I've met other motorcycle gypsies during the 18+ months that Sash and I have made the highway our home. Some of them have been doing this many more years than we have, and have logged hundreds of thousands of miles. Meanwhile, I have yet to put a hundred thousand miles on my Honda ST. On the one side, it inspires me to keep on going.
But on the other, they remind me there's a lot to be said in dedicating your life to something simple. And I'm a guy who doesn't like routine. I ride from town to town because I hate staying in the same place all the time. But then again, riding from town to town can become a routine too.
Riding up CA-111 through the Imperial Valley of California, I'm hit with the smell of steer manure, hay, and aerial pesticides. The 91 degree F temperature (32.7 C) feels just fine at 80 MPH, and even though I'm back in my home state, I still feel removed from this land that raised me from a child.
When I owned a home in Riverside County, I figured it was only a matter of time when my property value would plummet due to the eventual disparity of people to water. There's only so much H2O trickling down from the Colorado, and there's so many more thirsty souls pouring into this place, that it's got to come crashing down at some point. When you figure farmers in the Imperial Valley are now focused on selling grain to China, sucking the Colorado River dry has become more about profits than it is about sustaining humanity.
But now that I no longer own property, and now that California is just a place I return to in the colder months, I don't seem to care anymore. I'm just kinda waiting for the crash to come so that I can look back on it and ride away.
Does that make me a doomsday survivalist? No. I'm just not attached to any piece of land, that's all.
Salvation Mountain became the name of his new artwork, which he continued to paint and build over the next 30 years. But I'm not sure it's right to say that Leonard considered California his new home. Painting a hillside and constructing a tribute to God was just the highway he chose to ride, and this plot of desert wasteland was a canvas waiting for someone to paint it.
While I'm not looking to pour buckets of paint across the highways of the United States, it's still a canvas I'm painting. There are millions of miles of pavement creating a web of roads that stretch across this country, and I'm just a paint brush leaving behind a trail of color. I wonder if I were to sit up in Space, looking down at the USA, what images would I see in the brush strokes I've left behind?
And what of the people I've met? How did I influence them? What will become their canvas?
But like with California, I don't really care anymore. If I influence others to live more simply, or live as a motorcycle gypsy, then great. If I cause others to do the opposite, then great too. There was a time when I lived for my job, and for my family, and for my friends. But now, I'm living just for myself, and just for today.

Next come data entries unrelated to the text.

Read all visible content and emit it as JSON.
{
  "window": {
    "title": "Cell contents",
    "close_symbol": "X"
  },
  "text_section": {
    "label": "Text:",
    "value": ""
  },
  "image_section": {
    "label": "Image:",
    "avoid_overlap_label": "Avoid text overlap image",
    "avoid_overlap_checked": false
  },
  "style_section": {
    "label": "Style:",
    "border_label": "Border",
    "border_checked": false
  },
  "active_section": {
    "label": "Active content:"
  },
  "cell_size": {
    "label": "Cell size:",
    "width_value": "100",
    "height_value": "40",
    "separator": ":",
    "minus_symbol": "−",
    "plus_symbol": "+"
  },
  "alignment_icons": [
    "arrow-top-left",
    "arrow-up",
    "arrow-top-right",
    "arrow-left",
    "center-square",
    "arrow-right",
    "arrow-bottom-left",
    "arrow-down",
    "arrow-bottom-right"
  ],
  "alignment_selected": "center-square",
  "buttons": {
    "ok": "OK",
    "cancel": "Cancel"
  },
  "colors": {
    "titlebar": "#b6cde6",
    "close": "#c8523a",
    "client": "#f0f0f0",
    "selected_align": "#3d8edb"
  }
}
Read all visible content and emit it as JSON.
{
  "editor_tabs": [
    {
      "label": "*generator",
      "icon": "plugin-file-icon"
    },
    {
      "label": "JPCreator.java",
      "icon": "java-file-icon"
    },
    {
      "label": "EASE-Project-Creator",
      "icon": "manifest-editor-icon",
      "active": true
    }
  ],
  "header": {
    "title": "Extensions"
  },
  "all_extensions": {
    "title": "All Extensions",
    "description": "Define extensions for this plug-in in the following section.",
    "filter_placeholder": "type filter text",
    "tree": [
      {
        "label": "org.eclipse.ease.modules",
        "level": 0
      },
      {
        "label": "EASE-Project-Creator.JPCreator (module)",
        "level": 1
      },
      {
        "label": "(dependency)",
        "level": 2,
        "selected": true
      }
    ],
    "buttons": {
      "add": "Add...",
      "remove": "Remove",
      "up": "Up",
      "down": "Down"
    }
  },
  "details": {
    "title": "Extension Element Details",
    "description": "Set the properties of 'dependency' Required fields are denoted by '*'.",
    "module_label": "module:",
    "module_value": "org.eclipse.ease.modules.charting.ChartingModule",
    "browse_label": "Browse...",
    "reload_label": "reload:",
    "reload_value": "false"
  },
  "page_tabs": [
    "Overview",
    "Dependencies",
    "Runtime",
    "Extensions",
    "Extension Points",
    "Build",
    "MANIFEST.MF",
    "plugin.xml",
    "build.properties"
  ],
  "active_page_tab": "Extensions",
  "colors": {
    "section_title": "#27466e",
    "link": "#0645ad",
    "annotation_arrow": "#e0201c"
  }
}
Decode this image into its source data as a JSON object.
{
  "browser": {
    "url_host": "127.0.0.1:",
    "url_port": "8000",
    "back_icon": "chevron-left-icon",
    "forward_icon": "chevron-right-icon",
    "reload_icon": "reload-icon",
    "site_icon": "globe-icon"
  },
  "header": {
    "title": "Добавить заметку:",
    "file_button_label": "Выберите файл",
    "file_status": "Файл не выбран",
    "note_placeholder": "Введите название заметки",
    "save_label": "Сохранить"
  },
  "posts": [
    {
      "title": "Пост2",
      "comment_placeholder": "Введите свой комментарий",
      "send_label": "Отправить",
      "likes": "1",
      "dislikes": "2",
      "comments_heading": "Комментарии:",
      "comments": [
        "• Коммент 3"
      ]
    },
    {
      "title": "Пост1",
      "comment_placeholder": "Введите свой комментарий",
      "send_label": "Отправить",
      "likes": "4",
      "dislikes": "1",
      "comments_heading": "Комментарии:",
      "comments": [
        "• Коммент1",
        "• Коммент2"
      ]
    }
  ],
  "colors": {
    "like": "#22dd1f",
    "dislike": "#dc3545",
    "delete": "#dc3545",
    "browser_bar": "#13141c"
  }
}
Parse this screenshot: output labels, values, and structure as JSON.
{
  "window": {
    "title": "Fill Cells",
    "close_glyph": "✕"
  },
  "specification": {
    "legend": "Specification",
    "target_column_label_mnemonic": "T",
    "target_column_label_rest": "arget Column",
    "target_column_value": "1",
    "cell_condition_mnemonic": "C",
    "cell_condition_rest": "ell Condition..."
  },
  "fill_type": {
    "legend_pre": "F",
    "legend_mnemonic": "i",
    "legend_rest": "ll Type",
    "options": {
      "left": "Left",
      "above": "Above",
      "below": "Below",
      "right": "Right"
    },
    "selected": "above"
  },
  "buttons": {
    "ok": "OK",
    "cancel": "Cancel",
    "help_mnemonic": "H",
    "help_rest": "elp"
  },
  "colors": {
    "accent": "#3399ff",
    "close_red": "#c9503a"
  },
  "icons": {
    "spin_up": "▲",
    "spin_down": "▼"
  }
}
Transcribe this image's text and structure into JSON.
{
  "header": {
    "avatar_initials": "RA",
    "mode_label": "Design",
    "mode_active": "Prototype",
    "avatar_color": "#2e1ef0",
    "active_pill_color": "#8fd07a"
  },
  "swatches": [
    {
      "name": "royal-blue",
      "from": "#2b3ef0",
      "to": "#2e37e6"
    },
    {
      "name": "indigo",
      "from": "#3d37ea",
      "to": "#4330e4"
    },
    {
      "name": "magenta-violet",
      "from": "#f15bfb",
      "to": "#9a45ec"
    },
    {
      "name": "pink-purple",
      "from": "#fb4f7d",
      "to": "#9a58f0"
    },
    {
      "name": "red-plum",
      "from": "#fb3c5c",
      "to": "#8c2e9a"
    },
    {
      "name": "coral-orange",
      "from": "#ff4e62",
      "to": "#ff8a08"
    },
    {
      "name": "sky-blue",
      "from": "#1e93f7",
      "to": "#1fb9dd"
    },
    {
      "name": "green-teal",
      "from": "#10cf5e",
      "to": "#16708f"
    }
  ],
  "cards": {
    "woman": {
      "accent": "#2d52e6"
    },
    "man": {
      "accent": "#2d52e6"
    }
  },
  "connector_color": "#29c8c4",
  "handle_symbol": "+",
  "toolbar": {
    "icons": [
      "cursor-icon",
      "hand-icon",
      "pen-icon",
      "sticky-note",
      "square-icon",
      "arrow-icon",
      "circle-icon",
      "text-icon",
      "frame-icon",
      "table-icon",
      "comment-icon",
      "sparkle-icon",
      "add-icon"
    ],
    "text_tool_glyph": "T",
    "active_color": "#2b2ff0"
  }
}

Perhaps I'll die laying down these brush strokes, just the way Leonard did.
Photos of our ride from Yuma, AZ to Palm Springs, CA...